▶ The task
Give the data below again exactly, and drop each picture from it.

(Data about app and page elements)

[Start of section]

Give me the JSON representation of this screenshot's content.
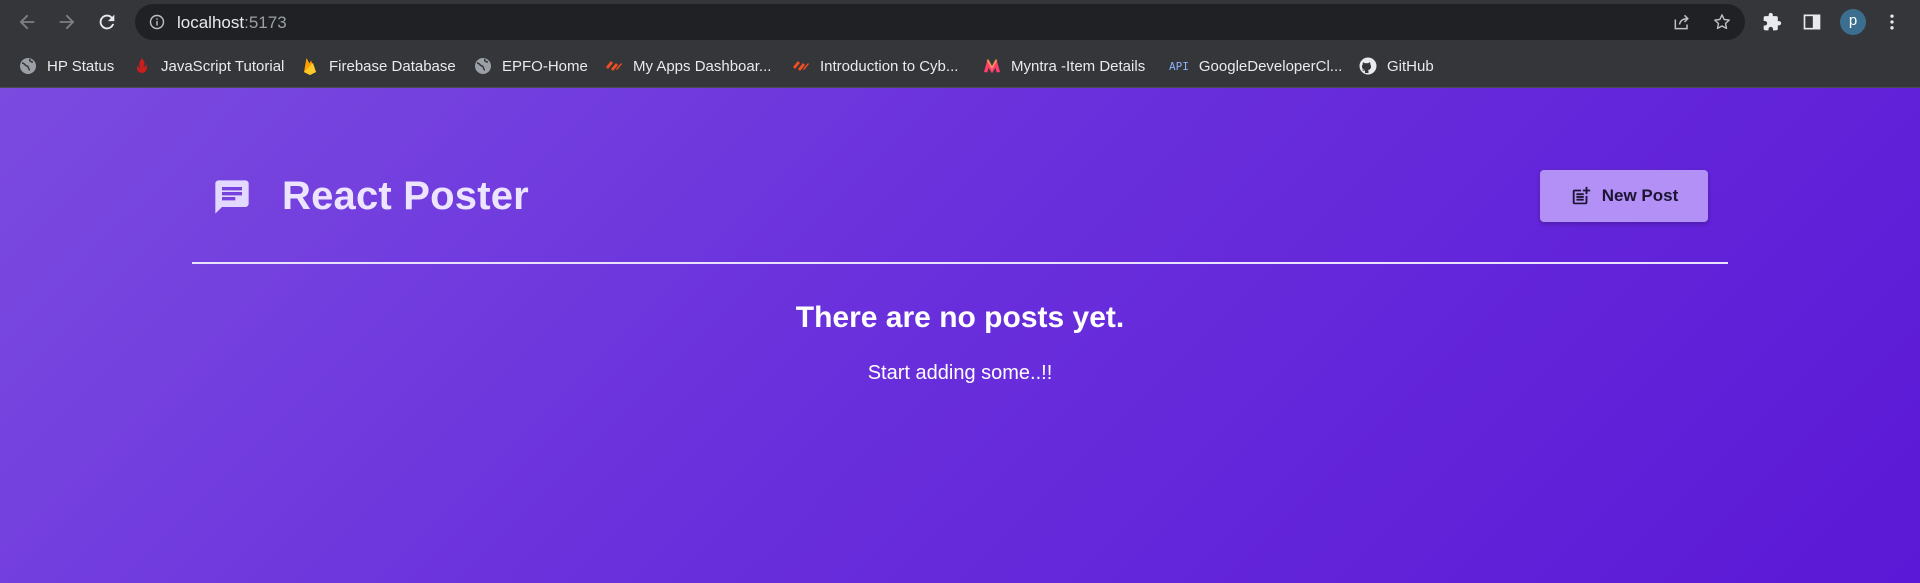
{
  "browser": {
    "url_host": "localhost",
    "url_port": ":5173",
    "avatar_letter": "p",
    "bookmarks": [
      {
        "label": "HP Status",
        "icon": "globe-icon"
      },
      {
        "label": "JavaScript Tutorial",
        "icon": "js-tutorial-icon"
      },
      {
        "label": "Firebase Database",
        "icon": "firebase-icon"
      },
      {
        "label": "EPFO-Home",
        "icon": "globe-icon"
      },
      {
        "label": "My Apps Dashboar...",
        "icon": "apps-dashboard-icon"
      },
      {
        "label": "Introduction to Cyb...",
        "icon": "cyber-course-icon"
      },
      {
        "label": "Myntra -Item Details",
        "icon": "myntra-icon"
      },
      {
        "label": "GoogleDeveloperCl...",
        "icon": "api-icon",
        "icon_text": "API"
      },
      {
        "label": "GitHub",
        "icon": "github-icon"
      }
    ]
  },
  "app": {
    "title": "React Poster",
    "new_post_label": "New Post",
    "empty_title": "There are no posts yet.",
    "empty_subtitle": "Start adding some..!!"
  },
  "colors": {
    "page_gradient_start": "#7b4be0",
    "page_gradient_end": "#5b18d6",
    "button_bg": "#b290f5",
    "title_color": "#ede5ff"
  }
}
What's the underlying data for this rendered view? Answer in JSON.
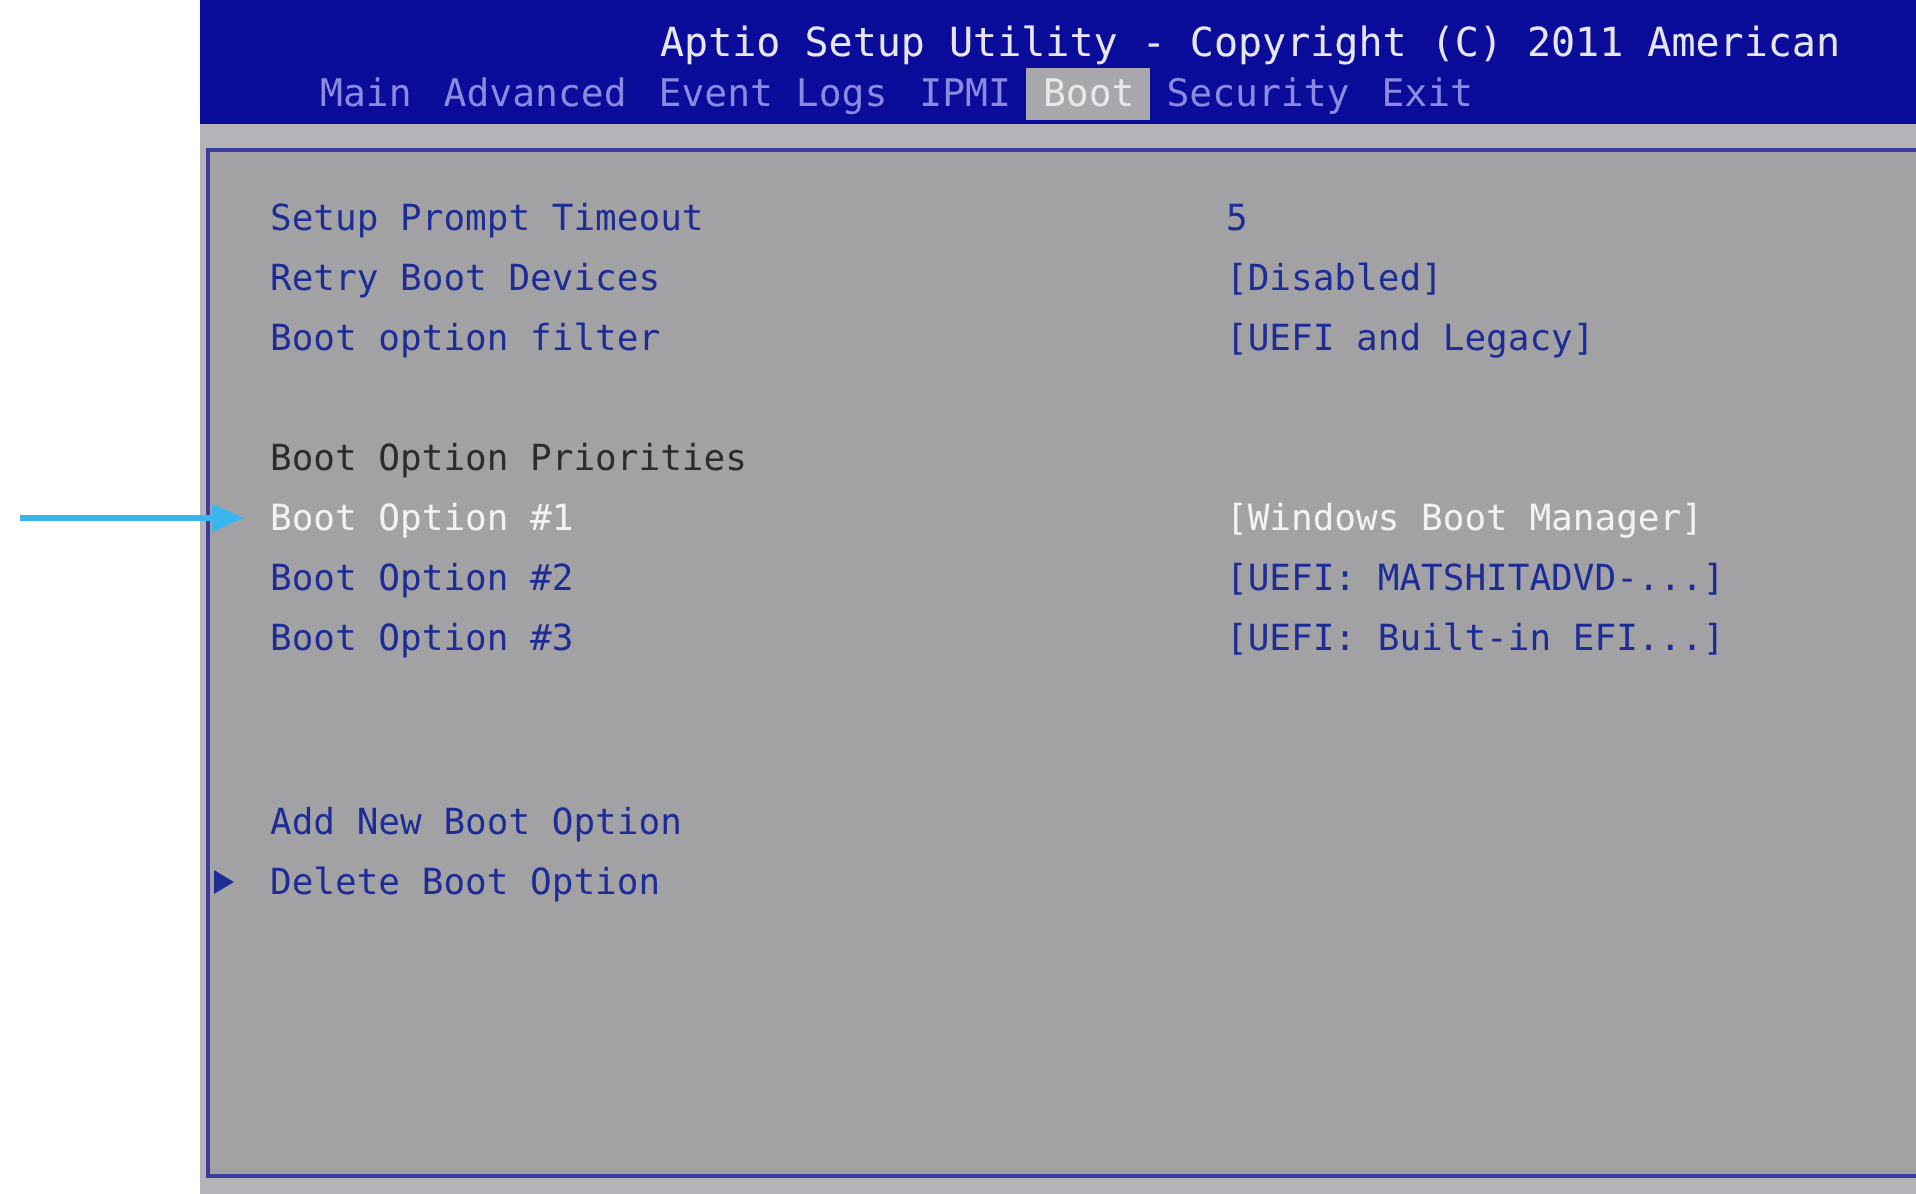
{
  "window": {
    "title": "Aptio Setup Utility - Copyright (C) 2011 American"
  },
  "tabs": [
    {
      "label": "Main",
      "selected": false
    },
    {
      "label": "Advanced",
      "selected": false
    },
    {
      "label": "Event Logs",
      "selected": false
    },
    {
      "label": "IPMI",
      "selected": false
    },
    {
      "label": "Boot",
      "selected": true
    },
    {
      "label": "Security",
      "selected": false
    },
    {
      "label": "Exit",
      "selected": false
    }
  ],
  "groups": [
    {
      "rows": [
        {
          "kind": "item",
          "label": "Setup Prompt Timeout",
          "value": "5",
          "selected": false,
          "submenu": false
        },
        {
          "kind": "item",
          "label": "Retry Boot Devices",
          "value": "[Disabled]",
          "selected": false,
          "submenu": false
        },
        {
          "kind": "item",
          "label": "Boot option filter",
          "value": "[UEFI and Legacy]",
          "selected": false,
          "submenu": false
        }
      ]
    },
    {
      "rows": [
        {
          "kind": "heading",
          "label": "Boot Option Priorities"
        },
        {
          "kind": "item",
          "label": "Boot Option #1",
          "value": "[Windows Boot Manager]",
          "selected": true,
          "submenu": false,
          "pointed": true
        },
        {
          "kind": "item",
          "label": "Boot Option #2",
          "value": "[UEFI: MATSHITADVD-...]",
          "selected": false,
          "submenu": false
        },
        {
          "kind": "item",
          "label": "Boot Option #3",
          "value": "[UEFI: Built-in EFI...]",
          "selected": false,
          "submenu": false
        }
      ]
    },
    {
      "rows": [
        {
          "kind": "item",
          "label": "Add New Boot Option",
          "selected": false,
          "submenu": false
        },
        {
          "kind": "item",
          "label": "Delete Boot Option",
          "selected": false,
          "submenu": true
        }
      ]
    }
  ]
}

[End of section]

▶ Answer section
Give me the JSON representation of this screenshot's content.
{
  "browser": {
    "url_host": "localhost",
    "url_port": ":5173",
    "avatar_letter": "p",
    "bookmarks": [
      {
        "label": "HP Status",
        "icon": "globe-icon"
      },
      {
        "label": "JavaScript Tutorial",
        "icon": "js-tutorial-icon"
      },
      {
        "label": "Firebase Database",
        "icon": "firebase-icon"
      },
      {
        "label": "EPFO-Home",
        "icon": "globe-icon"
      },
      {
        "label": "My Apps Dashboar...",
        "icon": "apps-dashboard-icon"
      },
      {
        "label": "Introduction to Cyb...",
        "icon": "cyber-course-icon"
      },
      {
        "label": "Myntra -Item Details",
        "icon": "myntra-icon"
      },
      {
        "label": "GoogleDeveloperCl...",
        "icon": "api-icon",
        "icon_text": "API"
      },
      {
        "label": "GitHub",
        "icon": "github-icon"
      }
    ]
  },
  "app": {
    "title": "React Poster",
    "new_post_label": "New Post",
    "empty_title": "There are no posts yet.",
    "empty_subtitle": "Start adding some..!!"
  },
  "colors": {
    "page_gradient_start": "#7b4be0",
    "page_gradient_end": "#5b18d6",
    "button_bg": "#b290f5",
    "title_color": "#ede5ff"
  }
}
What's the underlying data for this rendered view? Answer in JSON.
{
  "window": {
    "title": "Aptio Setup Utility - Copyright (C) 2011 American"
  },
  "tabs": [
    {
      "label": "Main",
      "selected": false
    },
    {
      "label": "Advanced",
      "selected": false
    },
    {
      "label": "Event Logs",
      "selected": false
    },
    {
      "label": "IPMI",
      "selected": false
    },
    {
      "label": "Boot",
      "selected": true
    },
    {
      "label": "Security",
      "selected": false
    },
    {
      "label": "Exit",
      "selected": false
    }
  ],
  "groups": [
    {
      "rows": [
        {
          "kind": "item",
          "label": "Setup Prompt Timeout",
          "value": "5",
          "selected": false,
          "submenu": false
        },
        {
          "kind": "item",
          "label": "Retry Boot Devices",
          "value": "[Disabled]",
          "selected": false,
          "submenu": false
        },
        {
          "kind": "item",
          "label": "Boot option filter",
          "value": "[UEFI and Legacy]",
          "selected": false,
          "submenu": false
        }
      ]
    },
    {
      "rows": [
        {
          "kind": "heading",
          "label": "Boot Option Priorities"
        },
        {
          "kind": "item",
          "label": "Boot Option #1",
          "value": "[Windows Boot Manager]",
          "selected": true,
          "submenu": false,
          "pointed": true
        },
        {
          "kind": "item",
          "label": "Boot Option #2",
          "value": "[UEFI: MATSHITADVD-...]",
          "selected": false,
          "submenu": false
        },
        {
          "kind": "item",
          "label": "Boot Option #3",
          "value": "[UEFI: Built-in EFI...]",
          "selected": false,
          "submenu": false
        }
      ]
    },
    {
      "rows": [
        {
          "kind": "item",
          "label": "Add New Boot Option",
          "selected": false,
          "submenu": false
        },
        {
          "kind": "item",
          "label": "Delete Boot Option",
          "selected": false,
          "submenu": true
        }
      ]
    }
  ]
}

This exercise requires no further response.